You only need to act in accordance with the symptoms listed above. You can address a potassium or nitrogen deficiency by buying a particular soil, and a gardening store consultant will be able to advise you on how to do that. Furthermore, you can also limit how frequently you water your plants.
Is my Butterhead lettuce sunburned?
You can easily tell if your Butterhead lettuce (your Lactuca sativa var. capitata) has a sunburn. In this case, your plant will change color, starting to turn yellow or white, much like it does on us.
As we saw above, if your Butterhead lettuce receives too much water or not enough light, the leaves may also change color.
However, there is a way to tell if it is sunburn; look at the bottom of the yellow leaves, the ones that have a shaded area closer to the root, if this area stays greener, it is probably sunburned, not something else.
Why are my Butterhead lettuce leaves turning brown?
Most of the time, leaves of a Butterhead lettuce that turn brown is a sign that your plant has been sunburned, it has probably been exposed to too much direct sunlight. Don’t panic, your plant probably won’t die from this, but its growth will take a hit.
Should I leave my Lactuca sativa var. capitata in direct sunlight?
No! Don’t leave your Lactuca sativa var. capitata (or Butterhead lettuce) in the sun if it displays the symptoms mentioned above; that’s why it’s in such a bad situation.
As stated in the paragraph above, the cure is straightforward: simply position your plant’s Butterhead lettuce so that it is out of direct sunlight. With proper watering and this method, your plant should quickly come back to life.
Why are my Lactuca sativa var. capitata leaves drooping or wilting ?
In most cases, this happens when your Lactuca sativa var. capitata lacks water. This is especially the case for large plants, naturally they need more water than others.
Whether your Lactuca sativa var. capitata plant’s pot appears light, the soil and roots are likely fairly dry and need water, so you can readily tell if it needs to be hydrated.
In order to ensure that the roots of your plant receive the water’s benefits, you must first moisten the soil in the container if it is absolutely dry. One common error is to immediately drown the Butterhead lettuce after a dry period in the belief that it requires a lot of water.
This is the case, but giving too much water at once is the best way to finish it off, you should actually water the soil normally, resuming a quiet watering rhythm.
Caring Tips for Lactuca sativa var. capitata
Water is necessary for your plant to live, but timing and amount of watering must be balanced. Overwatering could have disastrous effects on your own name, as we already mentioned.
You can tell if your plant needs water by touching the soil; if it still feels damp, it’s usually preferable to wait a few more days.
Always keep temperatures stable
Maintaining a consistent temperature for your Lactuca sativa var. capitata is also a good idea, especially if it is kept indoors.

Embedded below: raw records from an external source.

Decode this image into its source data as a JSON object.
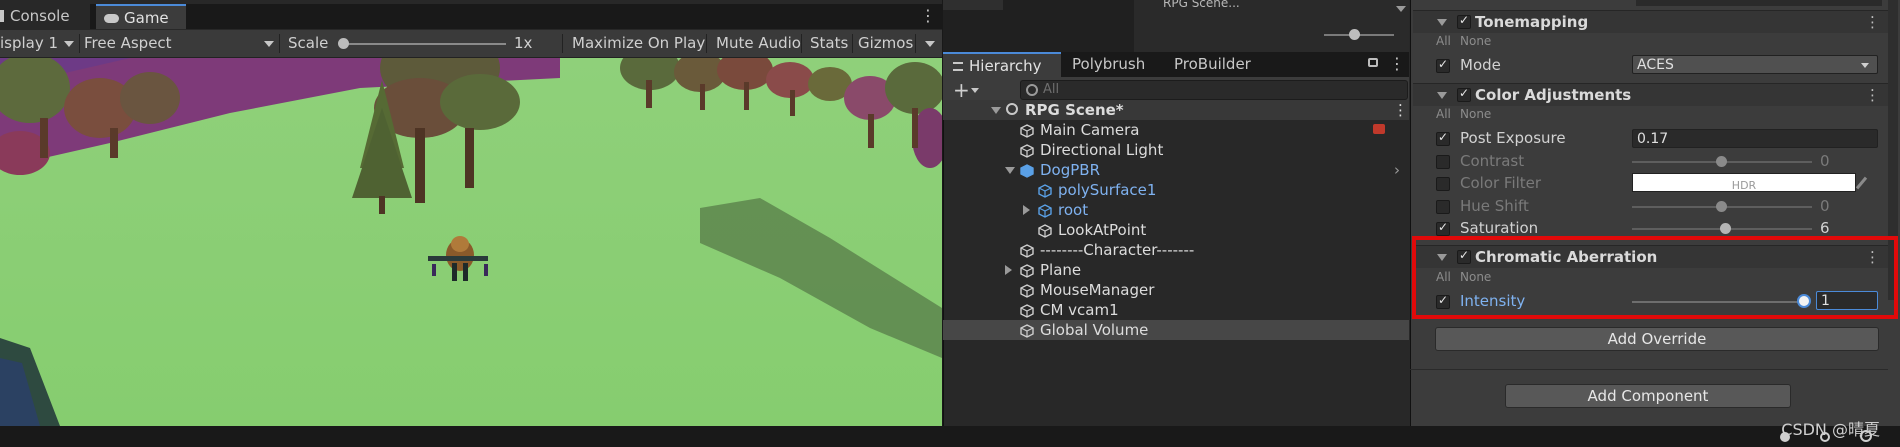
{
  "game_panel": {
    "tabs": [
      {
        "label": "Console",
        "icon": "console-icon"
      },
      {
        "label": "Game",
        "icon": "gamepad-icon"
      }
    ],
    "toolbar": {
      "display": "isplay 1",
      "aspect": "Free Aspect",
      "scale_label": "Scale",
      "scale_value": "1x",
      "maximize_on_play": "Maximize On Play",
      "mute_audio": "Mute Audio",
      "stats": "Stats",
      "gizmos": "Gizmos"
    }
  },
  "scene_header": {
    "scene_label": "RPG Scene..."
  },
  "hierarchy": {
    "tabs": [
      "Hierarchy",
      "Polybrush",
      "ProBuilder"
    ],
    "search_placeholder": "All",
    "scene_root": "RPG Scene*",
    "items": [
      {
        "label": "Main Camera",
        "depth": 1,
        "foldout": "none",
        "prefab": false
      },
      {
        "label": "Directional Light",
        "depth": 1,
        "foldout": "none",
        "prefab": false
      },
      {
        "label": "DogPBR",
        "depth": 1,
        "foldout": "open",
        "prefab": true
      },
      {
        "label": "polySurface1",
        "depth": 2,
        "foldout": "none",
        "prefab": true
      },
      {
        "label": "root",
        "depth": 2,
        "foldout": "closed",
        "prefab": true
      },
      {
        "label": "LookAtPoint",
        "depth": 2,
        "foldout": "none",
        "prefab": false
      },
      {
        "label": "--------Character-------",
        "depth": 1,
        "foldout": "none",
        "prefab": false
      },
      {
        "label": "Plane",
        "depth": 1,
        "foldout": "closed",
        "prefab": false
      },
      {
        "label": "MouseManager",
        "depth": 1,
        "foldout": "none",
        "prefab": false
      },
      {
        "label": "CM vcam1",
        "depth": 1,
        "foldout": "none",
        "prefab": false
      },
      {
        "label": "Global Volume",
        "depth": 1,
        "foldout": "none",
        "prefab": false,
        "selected": true
      }
    ]
  },
  "inspector": {
    "all_label": "All",
    "none_label": "None",
    "tonemapping": {
      "title": "Tonemapping",
      "mode_label": "Mode",
      "mode_value": "ACES"
    },
    "color_adjustments": {
      "title": "Color Adjustments",
      "post_exposure_label": "Post Exposure",
      "post_exposure_value": "0.17",
      "contrast_label": "Contrast",
      "contrast_value": "0",
      "color_filter_label": "Color Filter",
      "color_filter_value": "HDR",
      "hue_shift_label": "Hue Shift",
      "hue_shift_value": "0",
      "saturation_label": "Saturation",
      "saturation_value": "6"
    },
    "chromatic_aberration": {
      "title": "Chromatic Aberration",
      "intensity_label": "Intensity",
      "intensity_value": "1"
    },
    "add_override": "Add Override",
    "add_component": "Add Component"
  },
  "watermark": "CSDN @晴夏",
  "colors": {
    "accent_blue": "#4b8ad8",
    "highlight_red": "#e10a0a",
    "prefab_blue": "#7fb2f0"
  }
}
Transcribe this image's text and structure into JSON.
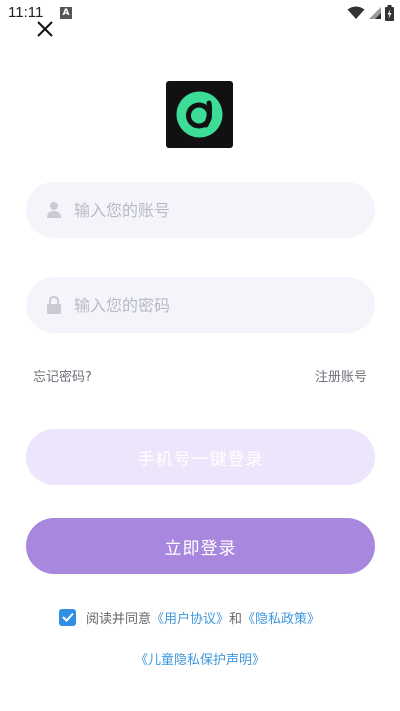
{
  "status": {
    "time": "11:11",
    "notification_letter": "A",
    "icons": [
      "wifi-icon",
      "signal-icon",
      "battery-icon"
    ]
  },
  "close_icon": "close-icon",
  "logo_icon": "app-logo",
  "account": {
    "placeholder": "输入您的账号",
    "icon": "user-icon"
  },
  "password": {
    "placeholder": "输入您的密码",
    "icon": "lock-icon"
  },
  "links": {
    "forgot": "忘记密码?",
    "register": "注册账号"
  },
  "buttons": {
    "phone_login": "手机号一键登录",
    "login": "立即登录"
  },
  "agreement": {
    "prefix": "阅读并同意",
    "user_agreement": "《用户协议》",
    "and": "和",
    "privacy_policy": "《隐私政策》",
    "children_privacy": "《儿童隐私保护声明》",
    "checked": true
  },
  "colors": {
    "primary": "#a888df",
    "phone_button": "#ece5fb",
    "link": "#3e97dc",
    "checkbox": "#2f8fe4",
    "logo_accent": "#3ddc97"
  }
}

At GreenShack, we typically advise reserving a temperature between 65 and 85 degrees F. Of course, avoid positioning your Lactuca sativa var. capitata close to air conditioners, radiators, or other sources of hot or cold air.
Keep your Butterhead lettuce Dust-Free

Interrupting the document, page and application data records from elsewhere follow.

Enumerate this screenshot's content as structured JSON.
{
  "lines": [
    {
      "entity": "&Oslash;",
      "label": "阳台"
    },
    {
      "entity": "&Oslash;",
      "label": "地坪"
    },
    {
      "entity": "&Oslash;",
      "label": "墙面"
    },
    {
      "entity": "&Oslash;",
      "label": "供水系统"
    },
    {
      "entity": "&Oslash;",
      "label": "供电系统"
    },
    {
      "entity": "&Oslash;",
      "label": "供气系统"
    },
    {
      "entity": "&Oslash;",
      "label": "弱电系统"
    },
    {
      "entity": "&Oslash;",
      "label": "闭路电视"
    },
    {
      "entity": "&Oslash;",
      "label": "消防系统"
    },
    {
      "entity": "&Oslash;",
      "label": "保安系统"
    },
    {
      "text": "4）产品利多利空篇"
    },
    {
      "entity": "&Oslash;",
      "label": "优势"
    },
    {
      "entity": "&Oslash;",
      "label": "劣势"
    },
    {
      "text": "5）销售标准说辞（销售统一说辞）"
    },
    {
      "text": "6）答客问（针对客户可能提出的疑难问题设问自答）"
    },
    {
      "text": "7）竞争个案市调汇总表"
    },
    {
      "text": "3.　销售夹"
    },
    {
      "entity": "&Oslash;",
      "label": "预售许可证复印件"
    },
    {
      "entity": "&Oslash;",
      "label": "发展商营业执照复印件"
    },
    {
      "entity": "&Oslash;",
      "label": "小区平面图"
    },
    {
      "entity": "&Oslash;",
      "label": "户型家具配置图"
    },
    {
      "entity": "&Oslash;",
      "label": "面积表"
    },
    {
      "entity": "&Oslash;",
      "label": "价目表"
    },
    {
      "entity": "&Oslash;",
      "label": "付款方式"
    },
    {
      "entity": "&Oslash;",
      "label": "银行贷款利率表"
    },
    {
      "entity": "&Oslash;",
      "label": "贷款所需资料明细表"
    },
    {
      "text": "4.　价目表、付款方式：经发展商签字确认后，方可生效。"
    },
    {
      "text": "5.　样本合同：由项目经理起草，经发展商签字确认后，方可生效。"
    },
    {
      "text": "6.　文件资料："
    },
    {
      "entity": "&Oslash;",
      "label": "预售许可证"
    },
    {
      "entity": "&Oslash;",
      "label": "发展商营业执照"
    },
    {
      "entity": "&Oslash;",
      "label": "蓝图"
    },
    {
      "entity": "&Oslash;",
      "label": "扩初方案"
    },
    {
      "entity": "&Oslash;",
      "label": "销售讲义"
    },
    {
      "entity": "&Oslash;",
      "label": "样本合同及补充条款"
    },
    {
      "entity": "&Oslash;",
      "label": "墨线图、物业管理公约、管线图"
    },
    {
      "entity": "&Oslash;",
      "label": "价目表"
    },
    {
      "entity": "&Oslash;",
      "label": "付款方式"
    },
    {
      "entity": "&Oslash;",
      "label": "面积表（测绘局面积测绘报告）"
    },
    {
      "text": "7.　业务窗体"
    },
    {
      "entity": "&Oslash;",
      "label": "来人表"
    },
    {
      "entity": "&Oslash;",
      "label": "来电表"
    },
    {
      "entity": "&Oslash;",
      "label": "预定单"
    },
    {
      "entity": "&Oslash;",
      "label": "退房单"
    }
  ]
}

This one is about houseplants. Your indoor plants’ leaves get dusty just like your furniture does. The problem is that this might prevent photosynthesis from beginning, which would result in the plants gradually losing their color.
For your Butterhead lettuce, this would be a true descent into hell, and it would also appease the pests.
To remove the dust, gently rub the plant’s leaves with a microfiber cloth. Dust can be removed more easily with a damp cloth, but stay away from corrosive substances like rubbing alcohol!
Keep drainage in mind
If you have a tendency to overwater, you need to keep an eye on your drainage, we advise you to opt for a pot with drainage holes if it is not already the case and a saucer.
If your pots don’t already have holes in them, you can add volcanic rocks (or any other pebbles with holes) to the bottom of your pot in the meantime. This will assist in creating a channel and keep the water from pooling there for an extended period of time, protecting the roots from decay.